Tribes face uphill battle to be heard
With their resolution’s passage, the Lumbee have joined with the Haliwa-Saponi on a formal petition to the federal agency that regulates the pipeline, asking it to rehear the project’s case with more deliberation of tribal considerations.
Tamara Young-Allen, a spokeswoman for the agency, didn’t know when it might act on the petition, and couldn’t comment on specifics of a “pending matter.” But, she said, “I’m sure the commission’s order on rehearing will address those concerns.”
Still, the agency has a bad reputation when it comes to consulting even federal-designated tribes, according to Emanuel. It’s also widely seen as a “rubber-stamp” for pipeline projects, having rejected only two applications submitted in the last 30 years.
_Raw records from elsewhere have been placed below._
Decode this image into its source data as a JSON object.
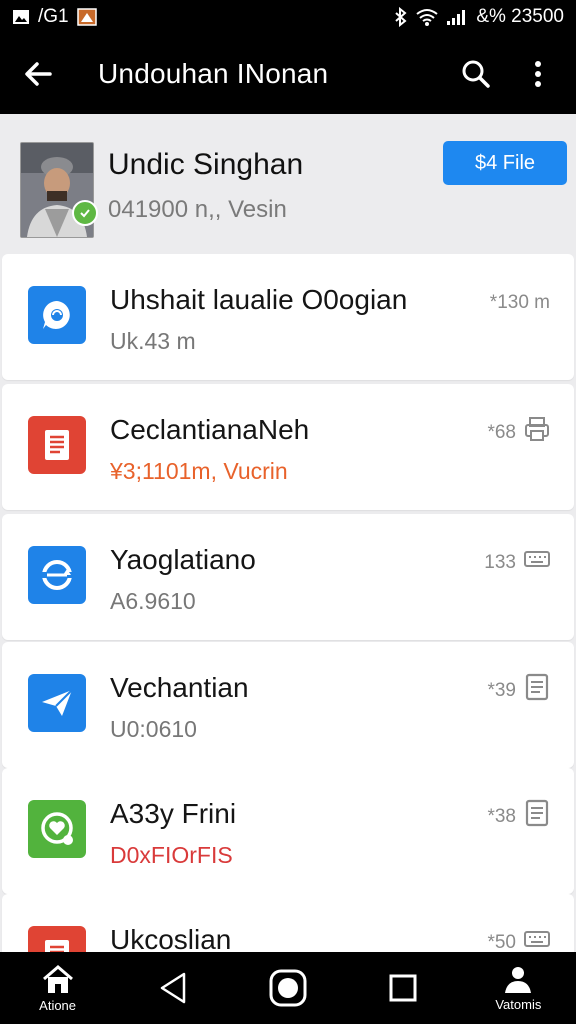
{
  "status_bar": {
    "left_text": "/G1",
    "right_text": "&%  23500"
  },
  "app_bar": {
    "title": "Undouhan INonan"
  },
  "header": {
    "name": "Undic Singhan",
    "subtitle": "041900 n,, Vesin",
    "button_label": "$4 File",
    "button_color": "#1e88f0"
  },
  "items": [
    {
      "title": "Uhshait laualie O0ogian",
      "subtitle": "Uk.43 m",
      "size": "*130 m",
      "icon": "chat-bubble-icon",
      "icon_color": "#1f83e8",
      "subtitle_color": "#777777",
      "action_icon": ""
    },
    {
      "title": "CeclantianaNeh",
      "subtitle": "¥3;1101m, Vucrin",
      "size": "*68",
      "icon": "document-icon",
      "icon_color": "#e04434",
      "subtitle_color": "#e8622b",
      "action_icon": "print-icon"
    },
    {
      "title": "Yaoglatiano",
      "subtitle": "A6.9610",
      "size": "133",
      "icon": "sync-icon",
      "icon_color": "#1f83e8",
      "subtitle_color": "#777777",
      "action_icon": "keyboard-icon"
    },
    {
      "title": "Vechantian",
      "subtitle": "U0:0610",
      "size": "*39",
      "icon": "send-icon",
      "icon_color": "#1f83e8",
      "subtitle_color": "#777777",
      "action_icon": "notes-icon"
    },
    {
      "title": "A33y Frini",
      "subtitle": "D0xFIOrFIS",
      "size": "*38",
      "icon": "heart-chat-icon",
      "icon_color": "#52b33d",
      "subtitle_color": "#d93a3a",
      "action_icon": "notes-icon"
    },
    {
      "title": "Ukcoslian",
      "subtitle": "",
      "size": "*50",
      "icon": "document-icon",
      "icon_color": "#e04434",
      "subtitle_color": "#777777",
      "action_icon": "keyboard-icon"
    }
  ],
  "bottom_nav": {
    "home_label": "Atione",
    "profile_label": "Vatomis"
  }
}
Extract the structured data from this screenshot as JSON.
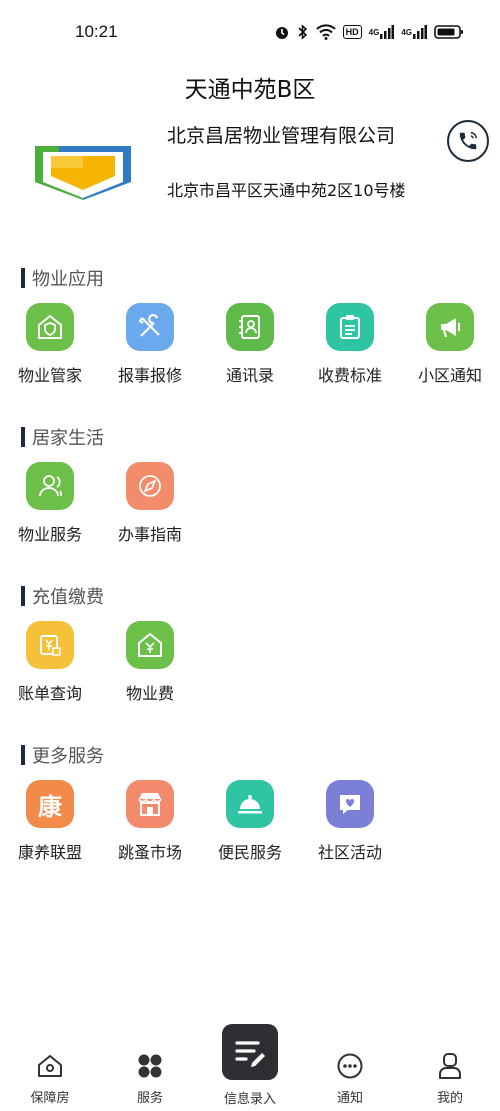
{
  "status_bar": {
    "time": "10:21",
    "icons": [
      "alarm-icon",
      "bluetooth-icon",
      "wifi-icon",
      "hd-icon",
      "signal-icon",
      "signal-icon",
      "battery-icon"
    ],
    "hd_label": "HD",
    "net1": "4G",
    "net2": "4G"
  },
  "header": {
    "title": "天通中苑B区",
    "company_name": "北京昌居物业管理有限公司",
    "company_address": "北京市昌平区天通中苑2区10号楼"
  },
  "sections": {
    "property": {
      "title": "物业应用",
      "items": [
        {
          "label": "物业管家",
          "icon": "house-shield-icon",
          "color": "#6cc04a"
        },
        {
          "label": "报事报修",
          "icon": "tools-icon",
          "color": "#6aa9ec"
        },
        {
          "label": "通讯录",
          "icon": "contacts-icon",
          "color": "#5fba4a"
        },
        {
          "label": "收费标准",
          "icon": "clipboard-icon",
          "color": "#2fc4a2"
        },
        {
          "label": "小区通知",
          "icon": "megaphone-icon",
          "color": "#6cc04a"
        }
      ]
    },
    "home": {
      "title": "居家生活",
      "items": [
        {
          "label": "物业服务",
          "icon": "service-people-icon",
          "color": "#6cc04a"
        },
        {
          "label": "办事指南",
          "icon": "compass-icon",
          "color": "#f28c6b"
        }
      ]
    },
    "pay": {
      "title": "充值缴费",
      "items": [
        {
          "label": "账单查询",
          "icon": "bill-icon",
          "color": "#f5c13a"
        },
        {
          "label": "物业费",
          "icon": "house-yen-icon",
          "color": "#6cc04a"
        }
      ]
    },
    "more": {
      "title": "更多服务",
      "items": [
        {
          "label": "康养联盟",
          "icon": "kang-icon",
          "color": "#f28a4a",
          "glyph": "康"
        },
        {
          "label": "跳蚤市场",
          "icon": "shop-icon",
          "color": "#f28a6b"
        },
        {
          "label": "便民服务",
          "icon": "cloche-icon",
          "color": "#2fc4a2"
        },
        {
          "label": "社区活动",
          "icon": "heart-chat-icon",
          "color": "#7b7fd6"
        }
      ]
    }
  },
  "tab_bar": {
    "items": [
      {
        "label": "保障房",
        "icon": "home-icon"
      },
      {
        "label": "服务",
        "icon": "grid-icon"
      },
      {
        "label": "信息录入",
        "icon": "edit-icon"
      },
      {
        "label": "通知",
        "icon": "chat-dots-icon"
      },
      {
        "label": "我的",
        "icon": "profile-icon"
      }
    ]
  }
}
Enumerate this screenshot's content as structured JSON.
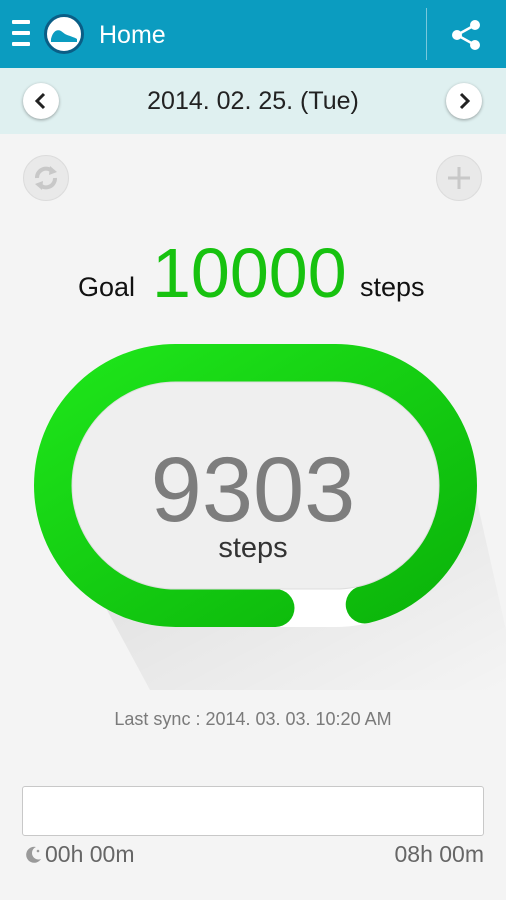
{
  "appbar": {
    "title": "Home"
  },
  "datebar": {
    "date": "2014. 02. 25. (Tue)"
  },
  "goal": {
    "label": "Goal",
    "value": "10000",
    "unit": "steps"
  },
  "count": {
    "value": "9303",
    "unit": "steps",
    "progress": 0.9303
  },
  "sync": {
    "text": "Last sync : 2014. 03. 03. 10:20 AM"
  },
  "timeline": {
    "start": "00h 00m",
    "end": "08h 00m"
  },
  "colors": {
    "appbar": "#0b9cc0",
    "datebar": "#dff0f0",
    "accent_green": "#17c20f",
    "ring_remaining": "#ffffff",
    "background": "#f4f4f4"
  },
  "icons": {
    "menu": "menu-icon",
    "logo": "shoe-logo-icon",
    "share": "share-icon",
    "prev": "chevron-left-icon",
    "next": "chevron-right-icon",
    "refresh": "refresh-icon",
    "add": "plus-icon",
    "moon": "moon-icon"
  }
}
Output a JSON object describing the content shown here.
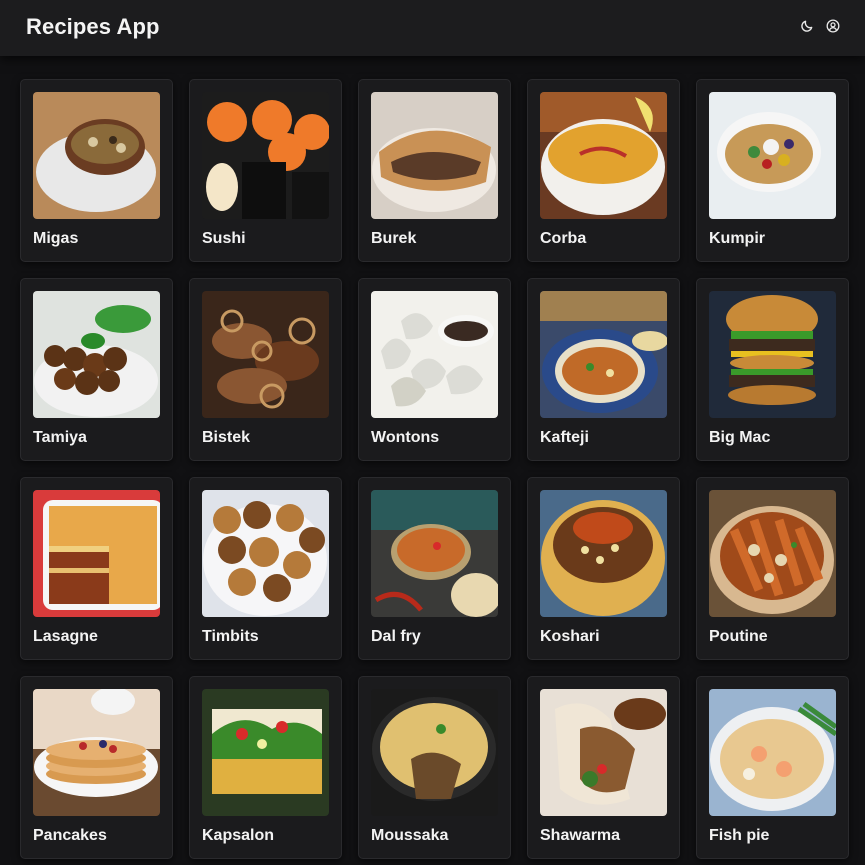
{
  "app": {
    "title": "Recipes App"
  },
  "header": {
    "icons": [
      "moon-icon",
      "user-circle-icon"
    ]
  },
  "recipes": [
    {
      "name": "Migas"
    },
    {
      "name": "Sushi"
    },
    {
      "name": "Burek"
    },
    {
      "name": "Corba"
    },
    {
      "name": "Kumpir"
    },
    {
      "name": "Tamiya"
    },
    {
      "name": "Bistek"
    },
    {
      "name": "Wontons"
    },
    {
      "name": "Kafteji"
    },
    {
      "name": "Big Mac"
    },
    {
      "name": "Lasagne"
    },
    {
      "name": "Timbits"
    },
    {
      "name": "Dal fry"
    },
    {
      "name": "Koshari"
    },
    {
      "name": "Poutine"
    },
    {
      "name": "Pancakes"
    },
    {
      "name": "Kapsalon"
    },
    {
      "name": "Moussaka"
    },
    {
      "name": "Shawarma"
    },
    {
      "name": "Fish pie"
    }
  ],
  "colors": {
    "background": "#111113",
    "header": "#1c1c1e",
    "card": "#1b1b1d",
    "text": "#f3f3f3"
  }
}
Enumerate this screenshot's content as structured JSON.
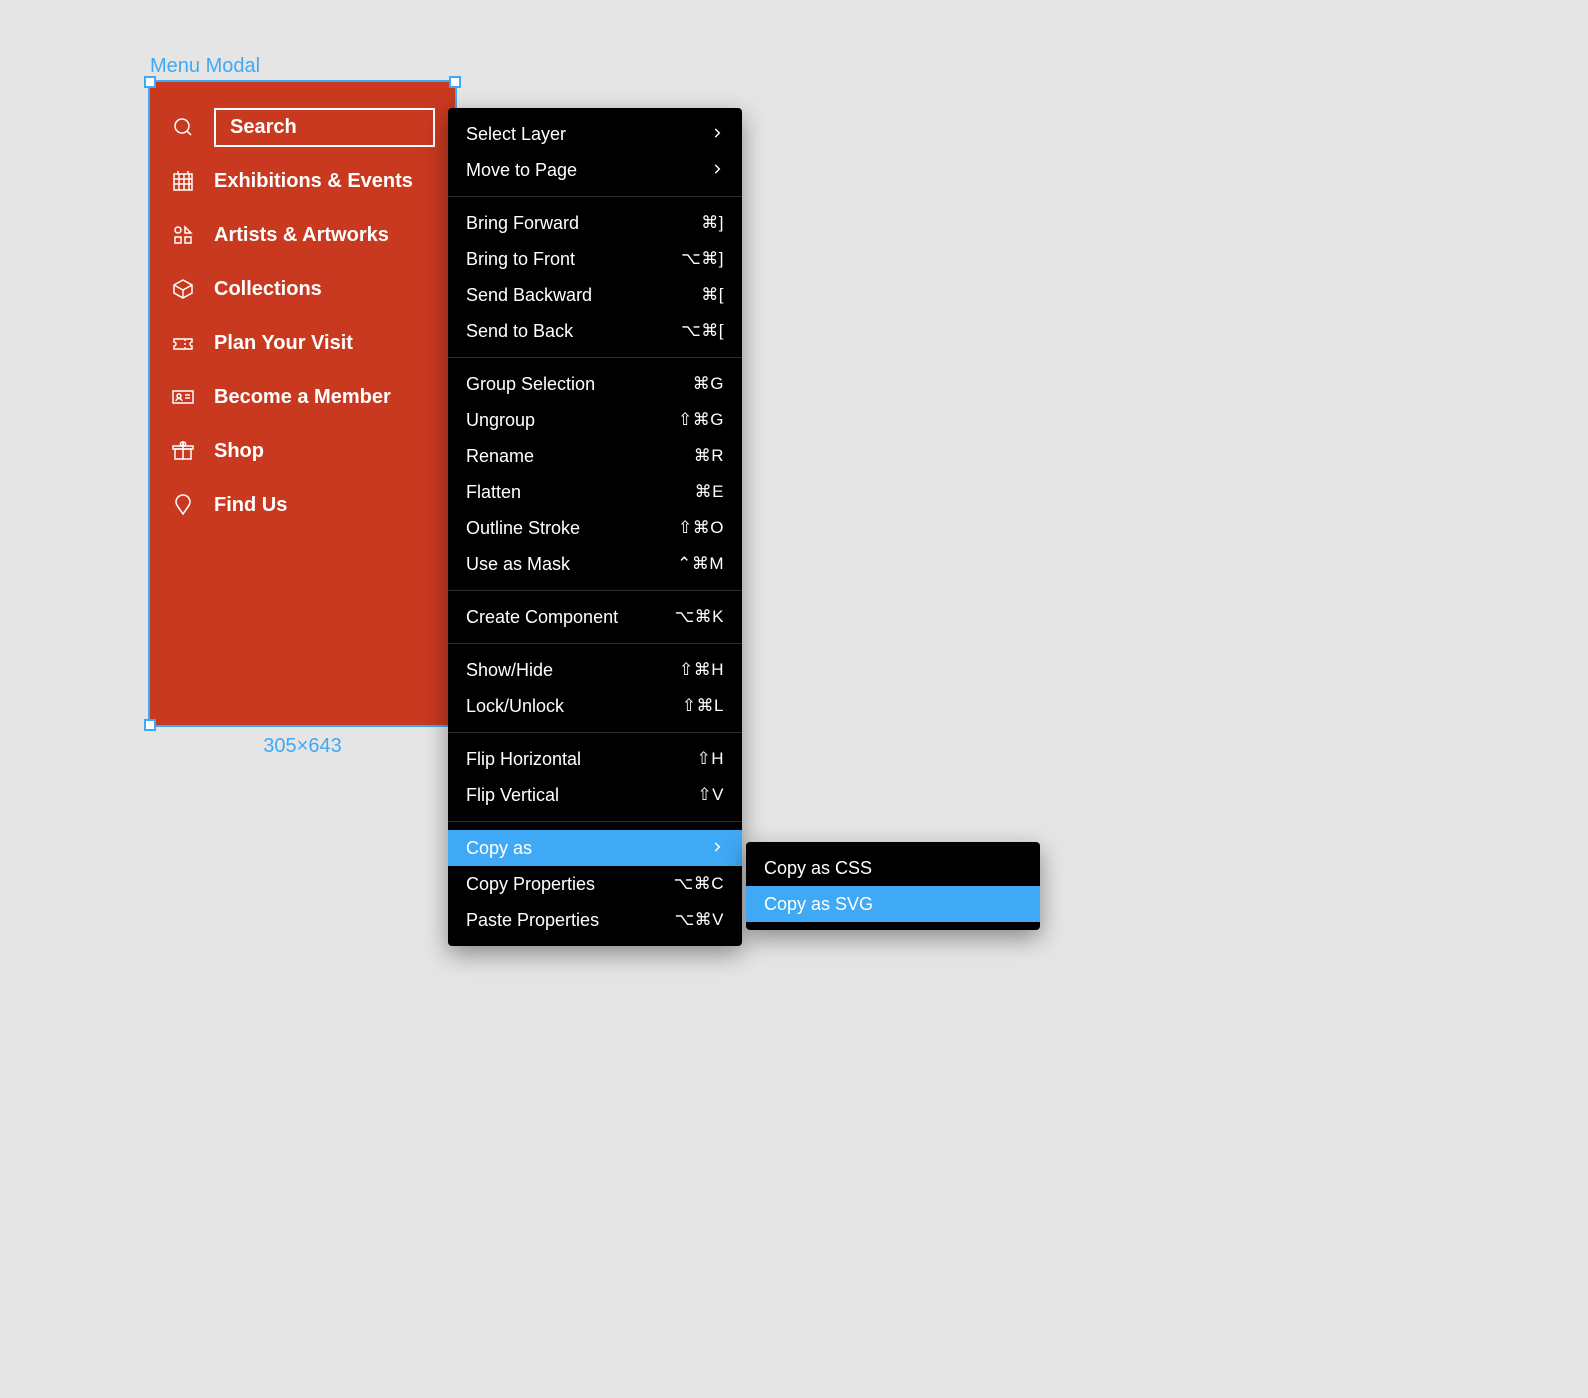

The odds the Cooper administration will rescind the project’s clean water permits also seem long. The state has historically denied a miniscule fraction of permit applications it has received, and officials doubted a denial of the permit would have withstood a court challenge.
But pipeline foes like Chavis remain hopeful.
“I wouldn’t be celebrating it if I didn’t think it would make a difference,” she said of the Lumbee measure.
No matter what, she said the resolutions marks a turning point in the tribes’ self-determination and their treatment of future proposals that might impact the environment.
“Taking the total picture and not just the promise of jobs in a very poor area is a huge development,” she said. “It’s a new day for any other types of infrastructure coming down the road.”
Read the resolution by the Lumbee Tribe of North Carolina:
Read the resolution by the North Carolina Commission of Indian Affairs: